_WHAT TO WORK ON_:
Copy the records below exactly, omitting any pictures they contain.
BEGIN DATA FOR ANALYSIS
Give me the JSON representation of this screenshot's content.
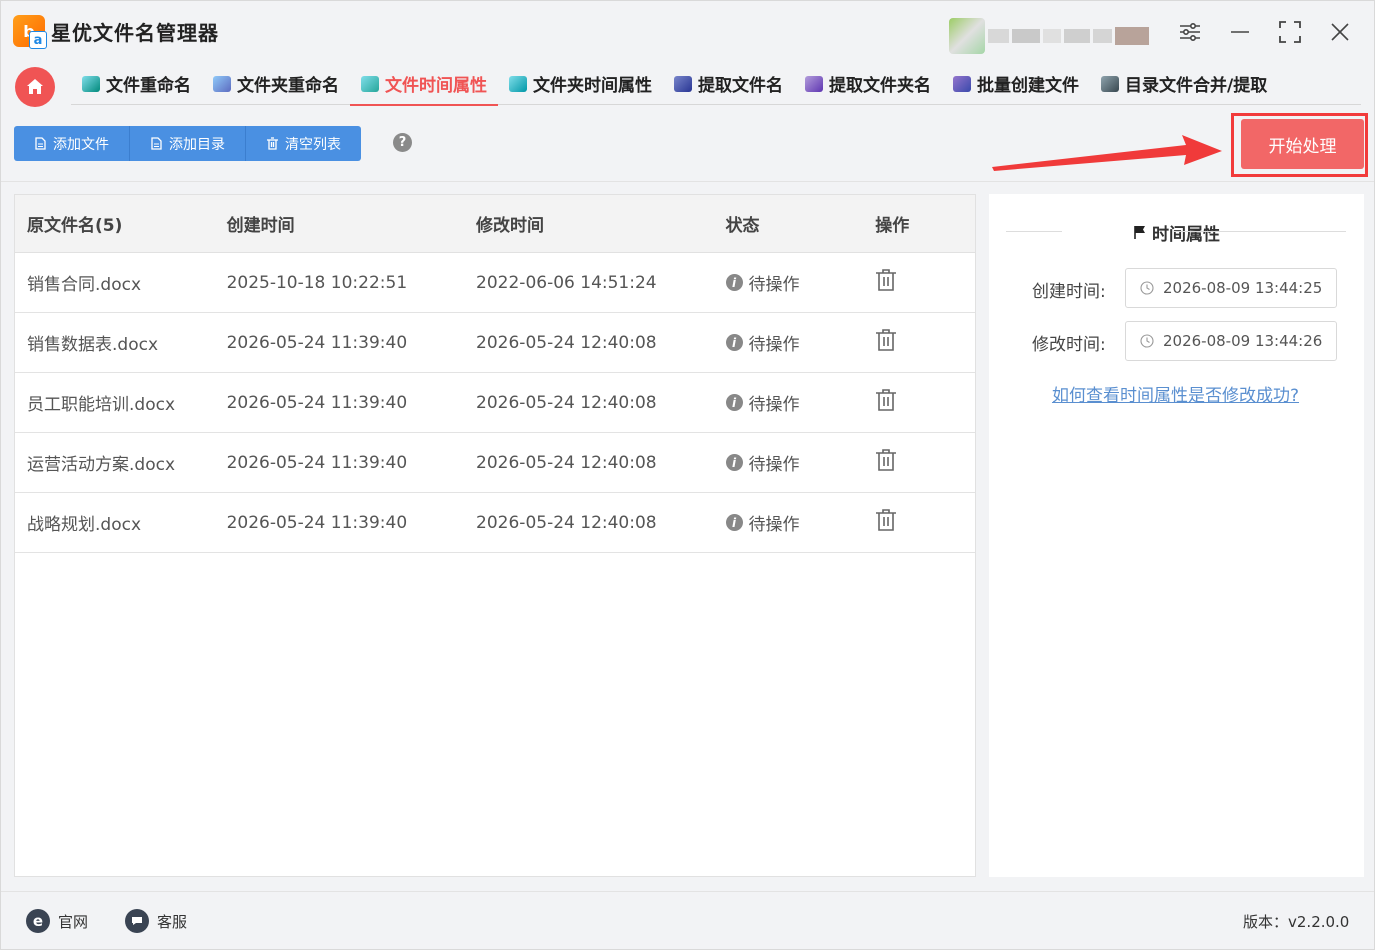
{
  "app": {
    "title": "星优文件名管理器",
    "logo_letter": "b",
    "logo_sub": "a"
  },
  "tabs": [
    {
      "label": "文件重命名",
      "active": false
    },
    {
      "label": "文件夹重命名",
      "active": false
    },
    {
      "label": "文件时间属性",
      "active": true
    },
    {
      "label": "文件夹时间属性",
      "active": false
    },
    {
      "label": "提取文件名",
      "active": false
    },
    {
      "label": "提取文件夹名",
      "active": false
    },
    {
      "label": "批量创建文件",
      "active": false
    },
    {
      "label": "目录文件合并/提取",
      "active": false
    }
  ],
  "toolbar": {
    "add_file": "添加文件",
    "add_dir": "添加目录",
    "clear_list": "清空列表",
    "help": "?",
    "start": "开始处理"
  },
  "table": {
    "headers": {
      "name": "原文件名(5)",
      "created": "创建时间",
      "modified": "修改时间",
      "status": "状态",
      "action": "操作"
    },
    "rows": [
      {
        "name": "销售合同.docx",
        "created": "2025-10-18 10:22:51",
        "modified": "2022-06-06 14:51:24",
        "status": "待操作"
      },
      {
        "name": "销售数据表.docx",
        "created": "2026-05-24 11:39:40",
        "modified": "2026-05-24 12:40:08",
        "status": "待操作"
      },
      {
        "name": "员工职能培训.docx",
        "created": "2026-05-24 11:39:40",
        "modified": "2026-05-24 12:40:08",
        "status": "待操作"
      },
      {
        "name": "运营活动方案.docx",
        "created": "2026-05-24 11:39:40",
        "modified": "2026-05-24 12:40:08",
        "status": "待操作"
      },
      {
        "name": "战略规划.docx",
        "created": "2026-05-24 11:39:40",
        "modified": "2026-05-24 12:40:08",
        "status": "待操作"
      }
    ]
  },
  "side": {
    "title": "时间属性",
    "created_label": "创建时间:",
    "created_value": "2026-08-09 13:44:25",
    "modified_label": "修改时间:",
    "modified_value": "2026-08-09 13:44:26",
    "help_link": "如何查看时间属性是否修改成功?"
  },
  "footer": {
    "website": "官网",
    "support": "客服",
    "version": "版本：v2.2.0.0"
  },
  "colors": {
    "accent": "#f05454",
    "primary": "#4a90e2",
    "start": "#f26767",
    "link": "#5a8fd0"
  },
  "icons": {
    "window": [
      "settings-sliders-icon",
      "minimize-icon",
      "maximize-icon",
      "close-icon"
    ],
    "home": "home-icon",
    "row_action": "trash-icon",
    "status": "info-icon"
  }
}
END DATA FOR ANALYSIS
_EXERCISE OUTPUT_:
Give me the JSON representation of this screenshot's content.
{
  "app": {
    "title": "星优文件名管理器",
    "logo_letter": "b",
    "logo_sub": "a"
  },
  "tabs": [
    {
      "label": "文件重命名",
      "active": false
    },
    {
      "label": "文件夹重命名",
      "active": false
    },
    {
      "label": "文件时间属性",
      "active": true
    },
    {
      "label": "文件夹时间属性",
      "active": false
    },
    {
      "label": "提取文件名",
      "active": false
    },
    {
      "label": "提取文件夹名",
      "active": false
    },
    {
      "label": "批量创建文件",
      "active": false
    },
    {
      "label": "目录文件合并/提取",
      "active": false
    }
  ],
  "toolbar": {
    "add_file": "添加文件",
    "add_dir": "添加目录",
    "clear_list": "清空列表",
    "help": "?",
    "start": "开始处理"
  },
  "table": {
    "headers": {
      "name": "原文件名(5)",
      "created": "创建时间",
      "modified": "修改时间",
      "status": "状态",
      "action": "操作"
    },
    "rows": [
      {
        "name": "销售合同.docx",
        "created": "2025-10-18 10:22:51",
        "modified": "2022-06-06 14:51:24",
        "status": "待操作"
      },
      {
        "name": "销售数据表.docx",
        "created": "2026-05-24 11:39:40",
        "modified": "2026-05-24 12:40:08",
        "status": "待操作"
      },
      {
        "name": "员工职能培训.docx",
        "created": "2026-05-24 11:39:40",
        "modified": "2026-05-24 12:40:08",
        "status": "待操作"
      },
      {
        "name": "运营活动方案.docx",
        "created": "2026-05-24 11:39:40",
        "modified": "2026-05-24 12:40:08",
        "status": "待操作"
      },
      {
        "name": "战略规划.docx",
        "created": "2026-05-24 11:39:40",
        "modified": "2026-05-24 12:40:08",
        "status": "待操作"
      }
    ]
  },
  "side": {
    "title": "时间属性",
    "created_label": "创建时间:",
    "created_value": "2026-08-09 13:44:25",
    "modified_label": "修改时间:",
    "modified_value": "2026-08-09 13:44:26",
    "help_link": "如何查看时间属性是否修改成功?"
  },
  "footer": {
    "website": "官网",
    "support": "客服",
    "version": "版本：v2.2.0.0"
  },
  "colors": {
    "accent": "#f05454",
    "primary": "#4a90e2",
    "start": "#f26767",
    "link": "#5a8fd0"
  },
  "icons": {
    "window": [
      "settings-sliders-icon",
      "minimize-icon",
      "maximize-icon",
      "close-icon"
    ],
    "home": "home-icon",
    "row_action": "trash-icon",
    "status": "info-icon"
  }
}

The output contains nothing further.